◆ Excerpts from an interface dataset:
──────────

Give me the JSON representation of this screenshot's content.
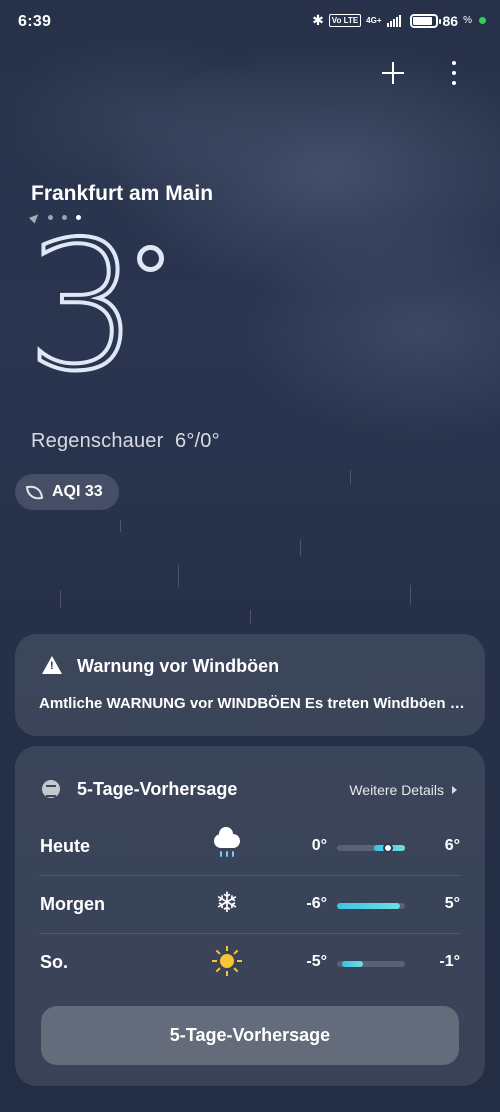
{
  "status_bar": {
    "time": "6:39",
    "network": "4G+",
    "volte": "Vo LTE",
    "battery_percent": "86",
    "battery_unit": "%",
    "battery_level": 0.86,
    "bluetooth_icon": "bluetooth-icon"
  },
  "toolbar": {
    "add_icon": "plus-icon",
    "menu_icon": "more-vertical-icon"
  },
  "location": {
    "city": "Frankfurt am Main",
    "page_count": 4,
    "active_page": 4
  },
  "current": {
    "temperature": "3",
    "condition": "Regenschauer",
    "range": "6°/0°",
    "aqi_label": "AQI 33",
    "aqi_icon": "leaf-icon"
  },
  "warning": {
    "icon": "warning-icon",
    "title": "Warnung vor Windböen",
    "text": "Amtliche WARNUNG vor WINDBÖEN Es treten Windböen auf"
  },
  "forecast": {
    "title": "5-Tage-Vorhersage",
    "more_label": "Weitere Details",
    "days": [
      {
        "day": "Heute",
        "icon": "rain-cloud-icon",
        "low": "0°",
        "high": "6°",
        "bar_start": 0.55,
        "bar_end": 1.0,
        "current": 0.75
      },
      {
        "day": "Morgen",
        "icon": "snowflake-icon",
        "low": "-6°",
        "high": "5°",
        "bar_start": 0.0,
        "bar_end": 0.92,
        "current": null
      },
      {
        "day": "So.",
        "icon": "sun-icon",
        "low": "-5°",
        "high": "-1°",
        "bar_start": 0.08,
        "bar_end": 0.38,
        "current": null
      }
    ],
    "cta_label": "5-Tage-Vorhersage"
  }
}
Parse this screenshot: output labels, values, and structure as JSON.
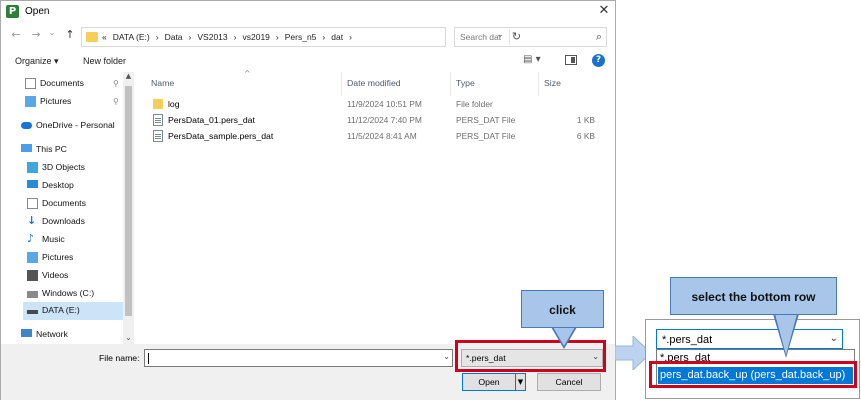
{
  "window": {
    "title": "Open",
    "close_glyph": "✕",
    "app_letter": "P"
  },
  "nav": {
    "back_glyph": "←",
    "forward_glyph": "→",
    "recent_glyph": "⌄",
    "up_glyph": "↑",
    "breadcrumb": [
      "«",
      "DATA (E:)",
      "›",
      "Data",
      "›",
      "VS2013",
      "›",
      "vs2019",
      "›",
      "Pers_n5",
      "›",
      "dat",
      "›"
    ],
    "search_placeholder": "Search dat"
  },
  "toolbar": {
    "organize_label": "Organize ▾",
    "new_folder_label": "New folder",
    "help_glyph": "?",
    "view_glyph": "▤ ▾"
  },
  "sidebar": {
    "items": [
      {
        "label": "Documents",
        "icon": "documents-icon",
        "pinned": true
      },
      {
        "label": "Pictures",
        "icon": "pictures-icon",
        "pinned": true
      },
      {
        "label": "OneDrive - Personal",
        "icon": "onedrive-icon"
      },
      {
        "label": "This PC",
        "icon": "pc-icon"
      },
      {
        "label": "3D Objects",
        "icon": "3d-objects-icon"
      },
      {
        "label": "Desktop",
        "icon": "desktop-icon"
      },
      {
        "label": "Documents",
        "icon": "documents-icon"
      },
      {
        "label": "Downloads",
        "icon": "downloads-icon"
      },
      {
        "label": "Music",
        "icon": "music-icon"
      },
      {
        "label": "Pictures",
        "icon": "pictures-icon"
      },
      {
        "label": "Videos",
        "icon": "videos-icon"
      },
      {
        "label": "Windows (C:)",
        "icon": "drive-icon"
      },
      {
        "label": "DATA (E:)",
        "icon": "drive-icon",
        "selected": true
      },
      {
        "label": "Network",
        "icon": "network-icon"
      }
    ],
    "pin_glyph": "📌"
  },
  "filelist": {
    "columns": {
      "name": "Name",
      "date": "Date modified",
      "type": "Type",
      "size": "Size"
    },
    "rows": [
      {
        "name": "log",
        "date": "11/9/2024 10:51 PM",
        "type": "File folder",
        "size": "",
        "kind": "folder"
      },
      {
        "name": "PersData_01.pers_dat",
        "date": "11/12/2024 7:40 PM",
        "type": "PERS_DAT File",
        "size": "1 KB",
        "kind": "file"
      },
      {
        "name": "PersData_sample.pers_dat",
        "date": "11/5/2024 8:41 AM",
        "type": "PERS_DAT File",
        "size": "6 KB",
        "kind": "file"
      }
    ]
  },
  "bottom": {
    "filename_label": "File name:",
    "filename_value": "",
    "filetype_value": "*.pers_dat",
    "open_label": "Open",
    "cancel_label": "Cancel"
  },
  "callouts": {
    "click": "click",
    "select": "select the bottom row"
  },
  "zoom": {
    "select_value": "*.pers_dat",
    "options": [
      "*.pers_dat",
      "pers_dat.back_up (pers_dat.back_up)"
    ]
  },
  "colors": {
    "accent": "#0078d7",
    "highlight_red": "#d0021b",
    "callout_fill": "#a8c6ea"
  }
}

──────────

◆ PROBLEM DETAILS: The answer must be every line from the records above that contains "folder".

◆ WRITTEN SOLUTION:
    "new_folder_label": "New folder",
        "type": "File folder",
        "kind": "folder"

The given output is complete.